Write out each record below exactly as it appears, with no pictures.
★ ★ ★ ★ ★
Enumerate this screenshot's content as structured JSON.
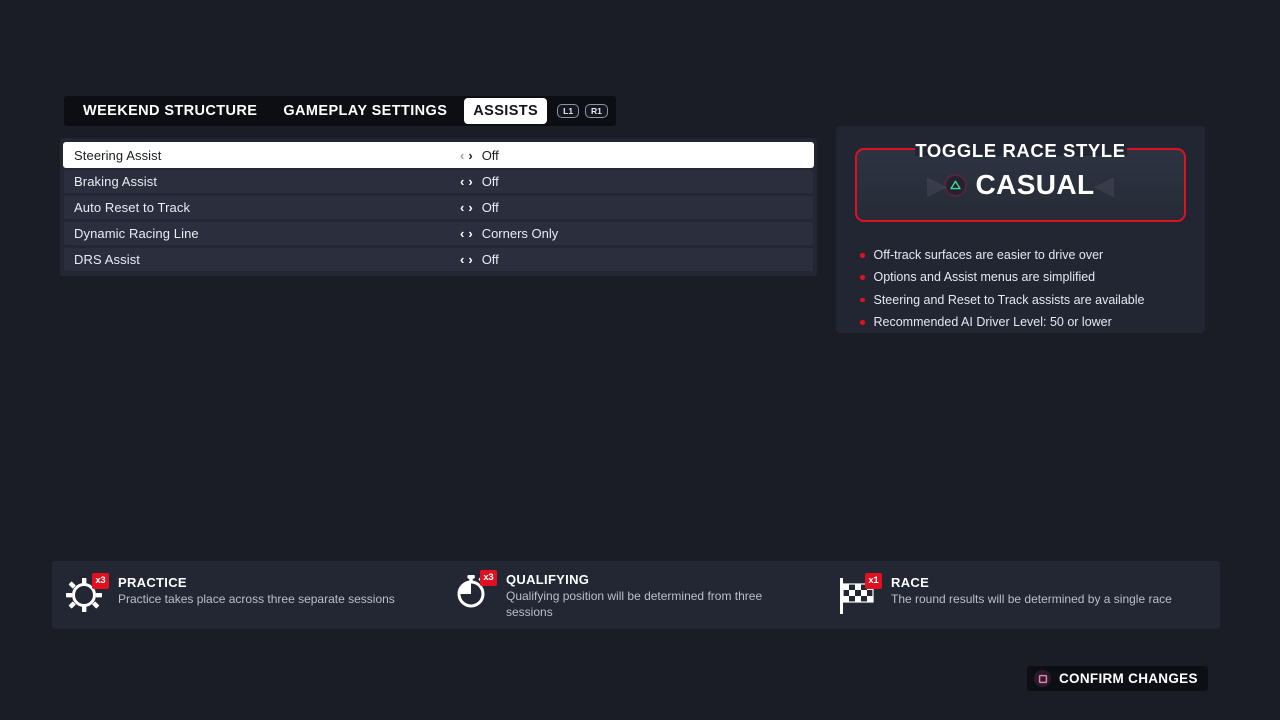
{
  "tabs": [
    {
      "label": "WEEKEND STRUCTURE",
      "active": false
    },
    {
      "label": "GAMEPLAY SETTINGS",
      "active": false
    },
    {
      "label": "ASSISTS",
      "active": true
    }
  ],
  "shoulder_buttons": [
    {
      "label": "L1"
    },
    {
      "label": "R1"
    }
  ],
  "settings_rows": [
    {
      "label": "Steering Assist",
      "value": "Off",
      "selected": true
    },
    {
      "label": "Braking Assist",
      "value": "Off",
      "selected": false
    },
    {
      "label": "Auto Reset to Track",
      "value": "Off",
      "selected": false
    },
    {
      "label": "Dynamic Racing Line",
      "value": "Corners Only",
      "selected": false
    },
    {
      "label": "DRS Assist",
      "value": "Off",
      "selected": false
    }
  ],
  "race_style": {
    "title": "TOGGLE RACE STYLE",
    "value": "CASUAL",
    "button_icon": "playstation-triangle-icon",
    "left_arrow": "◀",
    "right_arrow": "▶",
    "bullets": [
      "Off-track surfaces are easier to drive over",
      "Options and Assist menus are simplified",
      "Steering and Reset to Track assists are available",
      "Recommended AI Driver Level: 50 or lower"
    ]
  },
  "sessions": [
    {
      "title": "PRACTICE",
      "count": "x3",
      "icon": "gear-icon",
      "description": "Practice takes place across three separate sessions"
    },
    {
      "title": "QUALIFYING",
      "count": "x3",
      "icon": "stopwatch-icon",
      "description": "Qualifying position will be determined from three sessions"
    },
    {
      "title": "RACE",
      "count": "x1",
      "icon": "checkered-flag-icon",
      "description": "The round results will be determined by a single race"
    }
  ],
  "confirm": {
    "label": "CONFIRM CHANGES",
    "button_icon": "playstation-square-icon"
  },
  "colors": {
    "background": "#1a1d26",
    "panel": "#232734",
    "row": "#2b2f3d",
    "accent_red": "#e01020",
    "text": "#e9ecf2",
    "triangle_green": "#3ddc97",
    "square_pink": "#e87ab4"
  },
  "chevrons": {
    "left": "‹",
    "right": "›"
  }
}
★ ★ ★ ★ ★
:: TASK ANSWER ::
Enumerate this screenshot's content as structured JSON.
{
  "tabs": [
    {
      "label": "WEEKEND STRUCTURE",
      "active": false
    },
    {
      "label": "GAMEPLAY SETTINGS",
      "active": false
    },
    {
      "label": "ASSISTS",
      "active": true
    }
  ],
  "shoulder_buttons": [
    {
      "label": "L1"
    },
    {
      "label": "R1"
    }
  ],
  "settings_rows": [
    {
      "label": "Steering Assist",
      "value": "Off",
      "selected": true
    },
    {
      "label": "Braking Assist",
      "value": "Off",
      "selected": false
    },
    {
      "label": "Auto Reset to Track",
      "value": "Off",
      "selected": false
    },
    {
      "label": "Dynamic Racing Line",
      "value": "Corners Only",
      "selected": false
    },
    {
      "label": "DRS Assist",
      "value": "Off",
      "selected": false
    }
  ],
  "race_style": {
    "title": "TOGGLE RACE STYLE",
    "value": "CASUAL",
    "button_icon": "playstation-triangle-icon",
    "left_arrow": "◀",
    "right_arrow": "▶",
    "bullets": [
      "Off-track surfaces are easier to drive over",
      "Options and Assist menus are simplified",
      "Steering and Reset to Track assists are available",
      "Recommended AI Driver Level: 50 or lower"
    ]
  },
  "sessions": [
    {
      "title": "PRACTICE",
      "count": "x3",
      "icon": "gear-icon",
      "description": "Practice takes place across three separate sessions"
    },
    {
      "title": "QUALIFYING",
      "count": "x3",
      "icon": "stopwatch-icon",
      "description": "Qualifying position will be determined from three sessions"
    },
    {
      "title": "RACE",
      "count": "x1",
      "icon": "checkered-flag-icon",
      "description": "The round results will be determined by a single race"
    }
  ],
  "confirm": {
    "label": "CONFIRM CHANGES",
    "button_icon": "playstation-square-icon"
  },
  "colors": {
    "background": "#1a1d26",
    "panel": "#232734",
    "row": "#2b2f3d",
    "accent_red": "#e01020",
    "text": "#e9ecf2",
    "triangle_green": "#3ddc97",
    "square_pink": "#e87ab4"
  },
  "chevrons": {
    "left": "‹",
    "right": "›"
  }
}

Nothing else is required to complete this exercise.